| Task details |
Report how many lines contain the word "pedidos" in the listing that follows. Give nothing besides the number.

==== Data

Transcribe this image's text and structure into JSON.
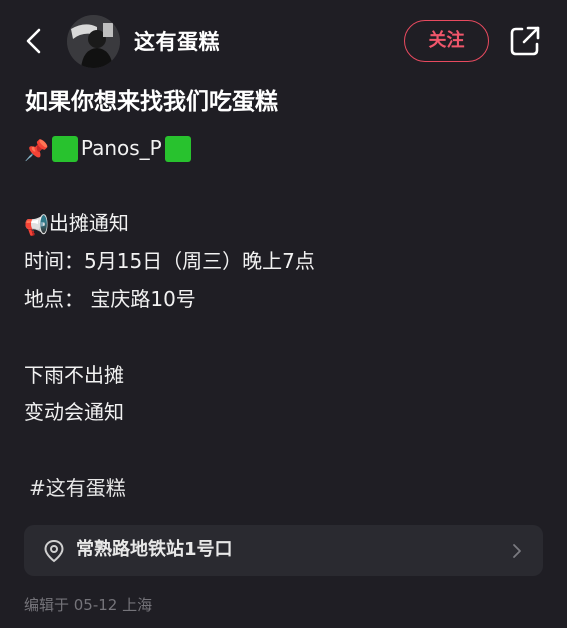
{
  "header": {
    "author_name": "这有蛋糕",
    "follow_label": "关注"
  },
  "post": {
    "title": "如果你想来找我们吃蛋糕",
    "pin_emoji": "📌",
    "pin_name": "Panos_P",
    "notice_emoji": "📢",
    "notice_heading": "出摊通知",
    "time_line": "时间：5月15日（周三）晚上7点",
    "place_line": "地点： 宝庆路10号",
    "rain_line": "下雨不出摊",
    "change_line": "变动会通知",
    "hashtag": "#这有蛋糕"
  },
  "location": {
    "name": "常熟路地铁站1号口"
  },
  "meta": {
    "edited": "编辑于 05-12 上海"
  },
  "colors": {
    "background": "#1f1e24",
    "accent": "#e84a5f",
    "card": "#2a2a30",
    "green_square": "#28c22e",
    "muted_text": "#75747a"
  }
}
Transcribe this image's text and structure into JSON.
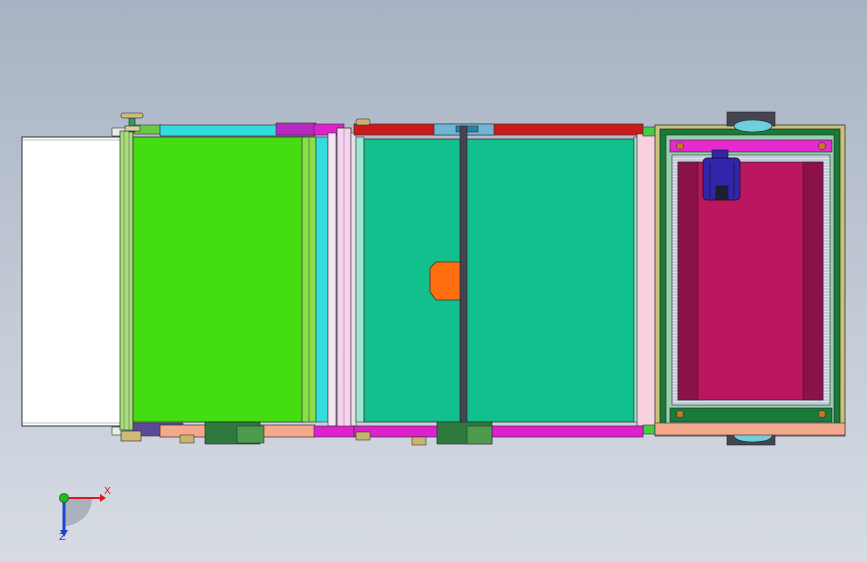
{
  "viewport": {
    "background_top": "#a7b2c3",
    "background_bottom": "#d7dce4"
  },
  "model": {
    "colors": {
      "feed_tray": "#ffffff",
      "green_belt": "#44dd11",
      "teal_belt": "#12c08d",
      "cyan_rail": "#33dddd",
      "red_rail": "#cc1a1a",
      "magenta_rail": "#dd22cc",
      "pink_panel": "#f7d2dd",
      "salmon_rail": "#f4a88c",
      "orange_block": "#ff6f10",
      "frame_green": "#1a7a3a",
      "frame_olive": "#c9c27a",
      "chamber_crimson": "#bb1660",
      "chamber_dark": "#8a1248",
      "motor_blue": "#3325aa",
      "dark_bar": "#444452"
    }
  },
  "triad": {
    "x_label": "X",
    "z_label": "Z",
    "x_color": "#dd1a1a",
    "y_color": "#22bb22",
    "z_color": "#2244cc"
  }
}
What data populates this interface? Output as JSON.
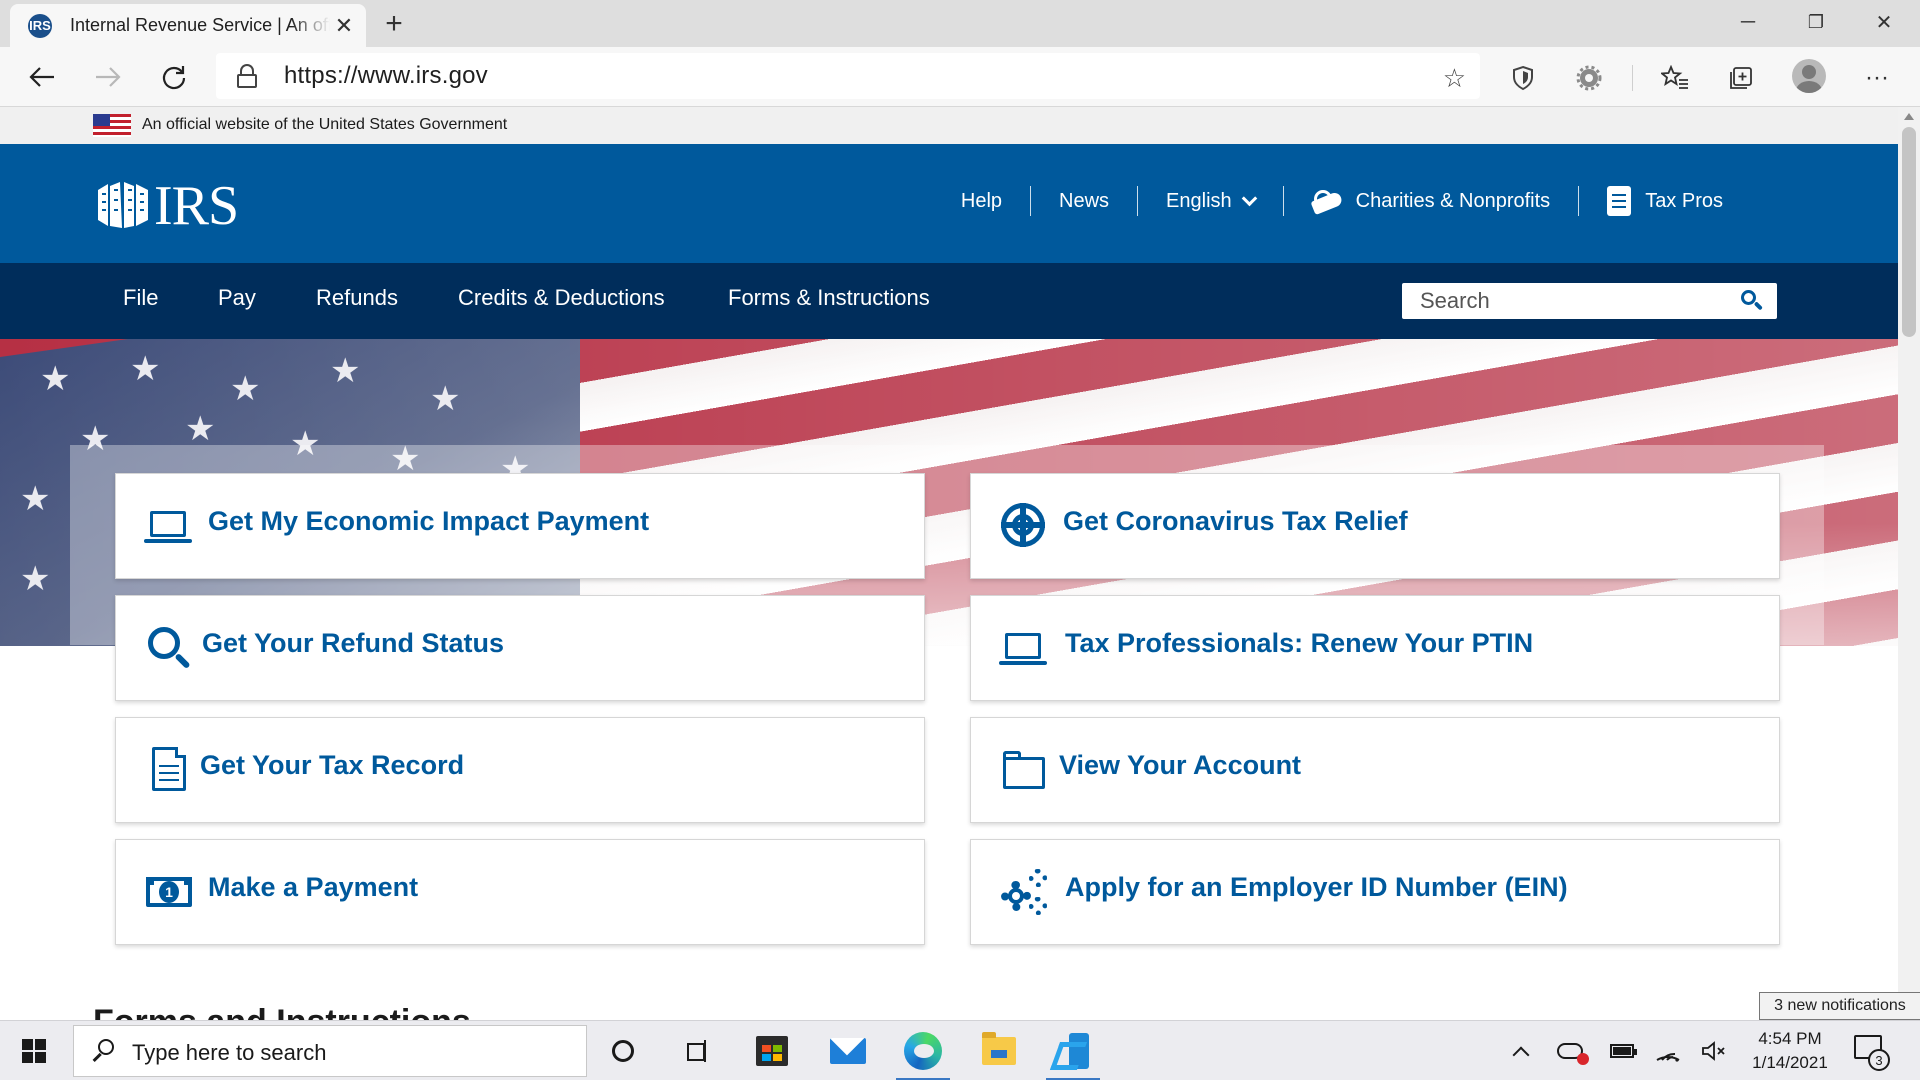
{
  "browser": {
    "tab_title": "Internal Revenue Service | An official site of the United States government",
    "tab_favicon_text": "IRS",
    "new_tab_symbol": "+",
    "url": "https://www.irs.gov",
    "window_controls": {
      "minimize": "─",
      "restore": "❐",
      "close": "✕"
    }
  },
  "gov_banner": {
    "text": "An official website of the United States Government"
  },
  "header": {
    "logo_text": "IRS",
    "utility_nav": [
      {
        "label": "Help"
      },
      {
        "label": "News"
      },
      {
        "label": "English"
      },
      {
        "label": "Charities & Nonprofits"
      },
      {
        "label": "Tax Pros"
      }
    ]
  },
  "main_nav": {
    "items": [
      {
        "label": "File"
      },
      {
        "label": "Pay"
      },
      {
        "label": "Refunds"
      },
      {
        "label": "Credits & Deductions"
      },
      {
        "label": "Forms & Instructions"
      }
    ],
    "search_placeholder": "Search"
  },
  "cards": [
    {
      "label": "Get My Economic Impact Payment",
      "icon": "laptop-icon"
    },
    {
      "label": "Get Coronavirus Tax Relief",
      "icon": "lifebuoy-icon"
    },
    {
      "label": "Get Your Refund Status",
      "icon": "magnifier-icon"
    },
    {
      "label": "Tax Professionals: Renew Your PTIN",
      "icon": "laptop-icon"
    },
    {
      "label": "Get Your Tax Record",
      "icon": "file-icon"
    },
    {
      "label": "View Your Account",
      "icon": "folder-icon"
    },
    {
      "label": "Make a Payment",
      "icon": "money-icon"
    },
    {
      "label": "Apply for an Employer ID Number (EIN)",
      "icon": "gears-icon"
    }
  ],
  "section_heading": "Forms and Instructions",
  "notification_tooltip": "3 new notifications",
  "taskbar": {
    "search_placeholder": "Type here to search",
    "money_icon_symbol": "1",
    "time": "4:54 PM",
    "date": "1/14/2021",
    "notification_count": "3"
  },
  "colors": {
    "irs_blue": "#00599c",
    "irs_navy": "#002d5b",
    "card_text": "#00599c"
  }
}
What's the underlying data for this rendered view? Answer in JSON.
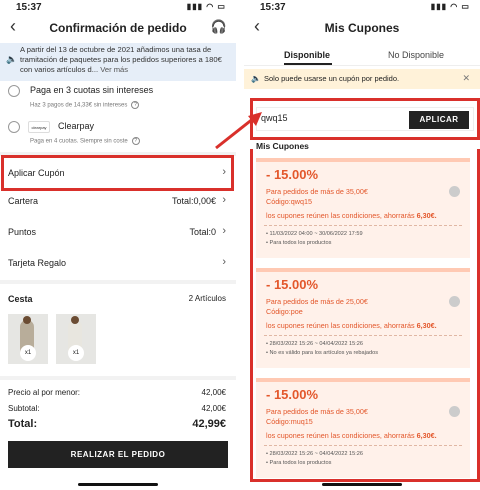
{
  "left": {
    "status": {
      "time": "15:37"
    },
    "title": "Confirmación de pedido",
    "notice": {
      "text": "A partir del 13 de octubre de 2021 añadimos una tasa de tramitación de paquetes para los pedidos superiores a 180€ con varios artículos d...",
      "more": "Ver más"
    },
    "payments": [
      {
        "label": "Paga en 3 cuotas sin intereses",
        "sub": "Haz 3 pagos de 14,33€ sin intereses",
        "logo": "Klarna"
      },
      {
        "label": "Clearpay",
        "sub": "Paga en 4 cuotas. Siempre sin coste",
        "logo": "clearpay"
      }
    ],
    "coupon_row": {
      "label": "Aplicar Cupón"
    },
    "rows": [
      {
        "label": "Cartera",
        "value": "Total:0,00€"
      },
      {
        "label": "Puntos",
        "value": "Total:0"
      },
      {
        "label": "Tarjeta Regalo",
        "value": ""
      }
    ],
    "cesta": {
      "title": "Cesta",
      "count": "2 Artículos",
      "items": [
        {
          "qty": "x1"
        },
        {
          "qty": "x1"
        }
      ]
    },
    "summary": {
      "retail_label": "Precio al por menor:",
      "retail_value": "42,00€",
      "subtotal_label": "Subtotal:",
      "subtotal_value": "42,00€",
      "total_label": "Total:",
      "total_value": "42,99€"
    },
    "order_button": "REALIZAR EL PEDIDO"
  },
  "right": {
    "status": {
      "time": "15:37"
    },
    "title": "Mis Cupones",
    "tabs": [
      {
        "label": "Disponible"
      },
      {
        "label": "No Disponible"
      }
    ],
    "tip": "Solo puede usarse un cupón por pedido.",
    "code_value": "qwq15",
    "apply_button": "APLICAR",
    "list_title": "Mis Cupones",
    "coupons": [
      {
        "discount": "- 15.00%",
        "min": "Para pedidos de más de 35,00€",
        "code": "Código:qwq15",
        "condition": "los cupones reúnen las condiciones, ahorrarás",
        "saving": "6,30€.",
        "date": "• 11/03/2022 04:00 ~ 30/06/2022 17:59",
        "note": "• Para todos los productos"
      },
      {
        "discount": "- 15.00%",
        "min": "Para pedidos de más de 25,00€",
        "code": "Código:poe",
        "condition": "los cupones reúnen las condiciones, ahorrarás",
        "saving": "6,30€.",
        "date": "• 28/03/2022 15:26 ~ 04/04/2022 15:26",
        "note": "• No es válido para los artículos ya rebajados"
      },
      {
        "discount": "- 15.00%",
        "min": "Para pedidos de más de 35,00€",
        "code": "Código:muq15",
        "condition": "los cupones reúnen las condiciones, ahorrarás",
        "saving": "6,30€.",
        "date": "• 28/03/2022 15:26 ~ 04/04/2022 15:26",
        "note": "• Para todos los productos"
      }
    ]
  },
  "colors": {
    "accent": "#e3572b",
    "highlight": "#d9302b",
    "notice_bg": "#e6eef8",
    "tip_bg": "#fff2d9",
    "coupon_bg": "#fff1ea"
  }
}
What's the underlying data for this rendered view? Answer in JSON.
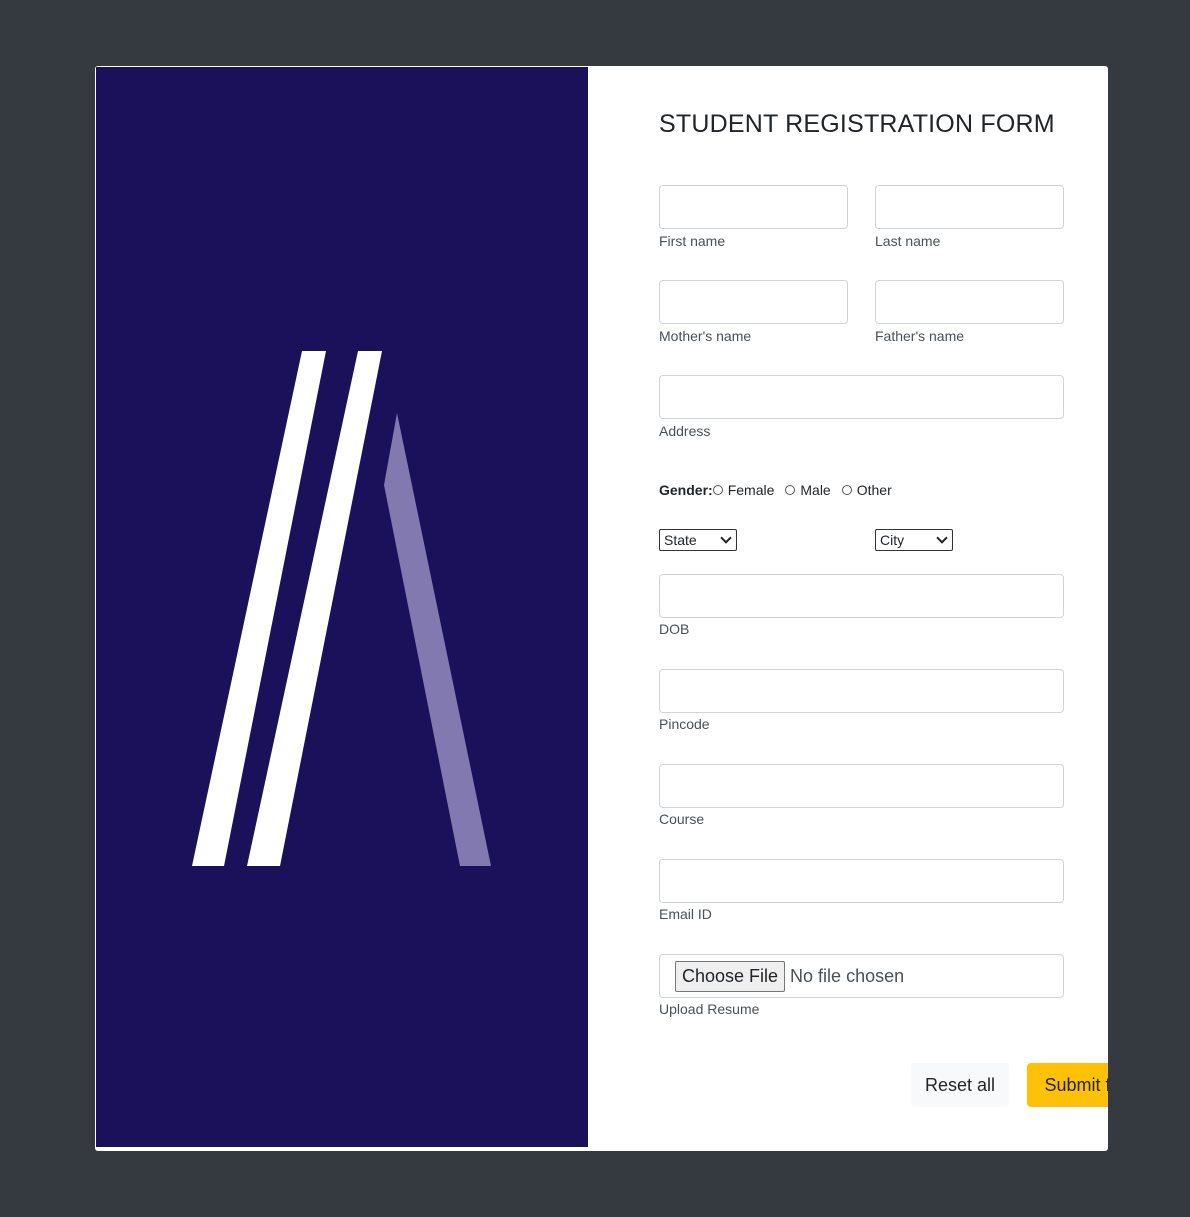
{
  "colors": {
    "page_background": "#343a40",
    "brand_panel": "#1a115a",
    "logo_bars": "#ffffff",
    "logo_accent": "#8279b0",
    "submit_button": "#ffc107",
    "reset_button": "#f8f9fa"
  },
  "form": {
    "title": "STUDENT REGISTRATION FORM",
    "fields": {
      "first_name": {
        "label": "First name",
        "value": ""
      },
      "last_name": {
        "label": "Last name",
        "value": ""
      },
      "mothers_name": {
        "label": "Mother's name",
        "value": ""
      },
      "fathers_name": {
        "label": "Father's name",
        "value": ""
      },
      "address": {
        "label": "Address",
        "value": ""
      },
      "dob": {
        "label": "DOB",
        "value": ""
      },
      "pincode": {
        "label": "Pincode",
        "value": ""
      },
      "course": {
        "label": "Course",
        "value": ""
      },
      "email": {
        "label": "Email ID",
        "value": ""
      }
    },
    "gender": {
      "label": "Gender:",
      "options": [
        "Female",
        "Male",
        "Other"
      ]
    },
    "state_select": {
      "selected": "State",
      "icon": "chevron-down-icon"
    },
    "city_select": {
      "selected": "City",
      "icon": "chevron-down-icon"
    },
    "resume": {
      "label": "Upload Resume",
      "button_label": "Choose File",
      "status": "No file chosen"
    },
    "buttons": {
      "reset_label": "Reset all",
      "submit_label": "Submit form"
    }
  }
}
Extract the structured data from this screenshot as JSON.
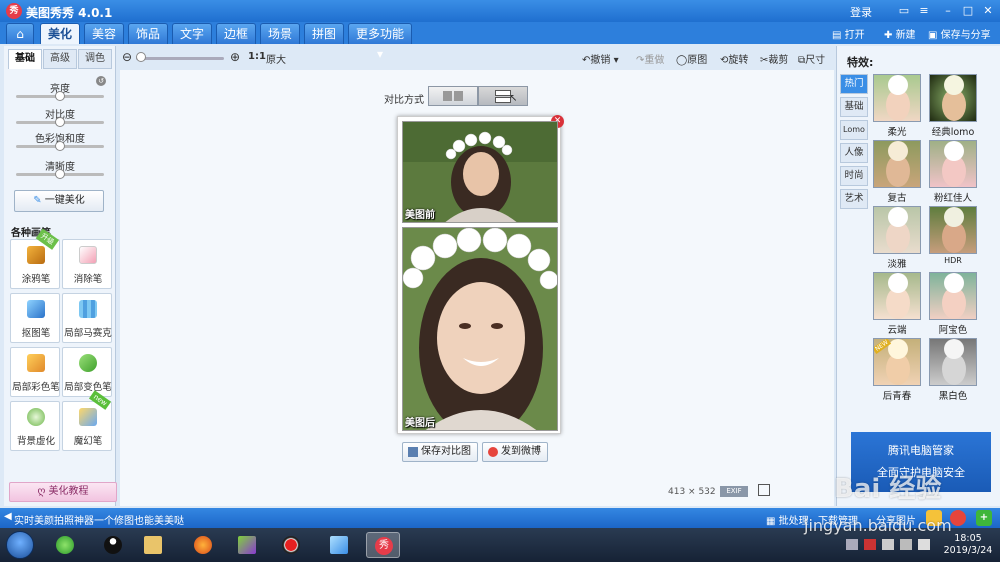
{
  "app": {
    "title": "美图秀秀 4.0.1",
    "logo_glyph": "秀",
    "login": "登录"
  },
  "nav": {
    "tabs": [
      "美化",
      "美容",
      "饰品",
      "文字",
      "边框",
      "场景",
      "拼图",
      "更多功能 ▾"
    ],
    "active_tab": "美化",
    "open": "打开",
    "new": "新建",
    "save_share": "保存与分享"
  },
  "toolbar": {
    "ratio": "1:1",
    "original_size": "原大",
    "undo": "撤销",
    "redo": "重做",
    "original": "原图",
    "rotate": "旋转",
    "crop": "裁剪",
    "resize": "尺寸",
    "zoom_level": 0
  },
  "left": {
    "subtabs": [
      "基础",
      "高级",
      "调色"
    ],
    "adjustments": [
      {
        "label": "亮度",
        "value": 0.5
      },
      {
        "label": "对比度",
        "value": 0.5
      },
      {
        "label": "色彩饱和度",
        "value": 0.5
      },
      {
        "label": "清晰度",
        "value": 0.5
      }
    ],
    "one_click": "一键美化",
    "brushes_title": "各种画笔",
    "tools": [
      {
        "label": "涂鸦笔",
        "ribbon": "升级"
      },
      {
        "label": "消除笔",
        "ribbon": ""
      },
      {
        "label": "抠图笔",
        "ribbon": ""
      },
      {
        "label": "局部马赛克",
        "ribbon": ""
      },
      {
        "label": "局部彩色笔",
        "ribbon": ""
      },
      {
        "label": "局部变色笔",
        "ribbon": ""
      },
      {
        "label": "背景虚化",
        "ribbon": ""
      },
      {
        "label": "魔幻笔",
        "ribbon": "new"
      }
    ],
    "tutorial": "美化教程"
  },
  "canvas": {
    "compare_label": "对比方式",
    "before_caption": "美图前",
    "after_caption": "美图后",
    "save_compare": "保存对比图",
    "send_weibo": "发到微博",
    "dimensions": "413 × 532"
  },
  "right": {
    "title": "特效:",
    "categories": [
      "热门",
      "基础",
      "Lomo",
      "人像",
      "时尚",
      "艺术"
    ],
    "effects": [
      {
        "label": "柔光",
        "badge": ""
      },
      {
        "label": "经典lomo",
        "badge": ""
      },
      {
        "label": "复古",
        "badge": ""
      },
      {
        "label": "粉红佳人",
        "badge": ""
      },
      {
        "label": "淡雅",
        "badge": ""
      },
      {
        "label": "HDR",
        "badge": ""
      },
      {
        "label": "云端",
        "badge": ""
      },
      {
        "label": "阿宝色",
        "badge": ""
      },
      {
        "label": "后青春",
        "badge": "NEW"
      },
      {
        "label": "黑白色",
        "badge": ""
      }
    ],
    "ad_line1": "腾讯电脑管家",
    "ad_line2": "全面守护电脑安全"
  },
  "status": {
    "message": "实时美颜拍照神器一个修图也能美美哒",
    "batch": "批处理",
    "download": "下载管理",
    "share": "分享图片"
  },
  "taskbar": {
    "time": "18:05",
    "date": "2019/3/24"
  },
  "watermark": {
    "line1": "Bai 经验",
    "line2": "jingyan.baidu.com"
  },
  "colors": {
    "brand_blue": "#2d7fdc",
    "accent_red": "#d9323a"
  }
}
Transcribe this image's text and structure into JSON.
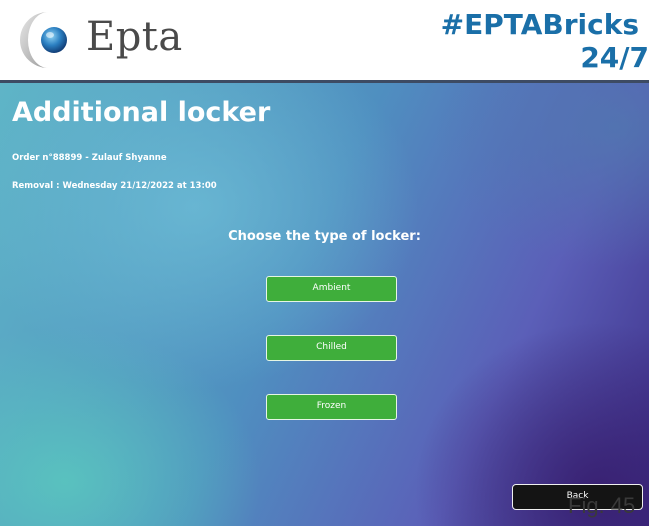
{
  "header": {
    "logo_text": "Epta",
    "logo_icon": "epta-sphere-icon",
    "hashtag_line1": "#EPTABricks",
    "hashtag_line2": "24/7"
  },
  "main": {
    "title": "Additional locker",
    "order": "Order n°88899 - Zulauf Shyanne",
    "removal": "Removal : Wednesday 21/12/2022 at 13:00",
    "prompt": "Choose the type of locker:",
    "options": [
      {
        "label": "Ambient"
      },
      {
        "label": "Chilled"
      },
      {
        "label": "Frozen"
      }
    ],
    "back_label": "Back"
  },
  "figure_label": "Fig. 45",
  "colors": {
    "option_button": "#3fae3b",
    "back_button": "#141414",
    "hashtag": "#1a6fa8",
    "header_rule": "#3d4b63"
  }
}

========

| Response |
4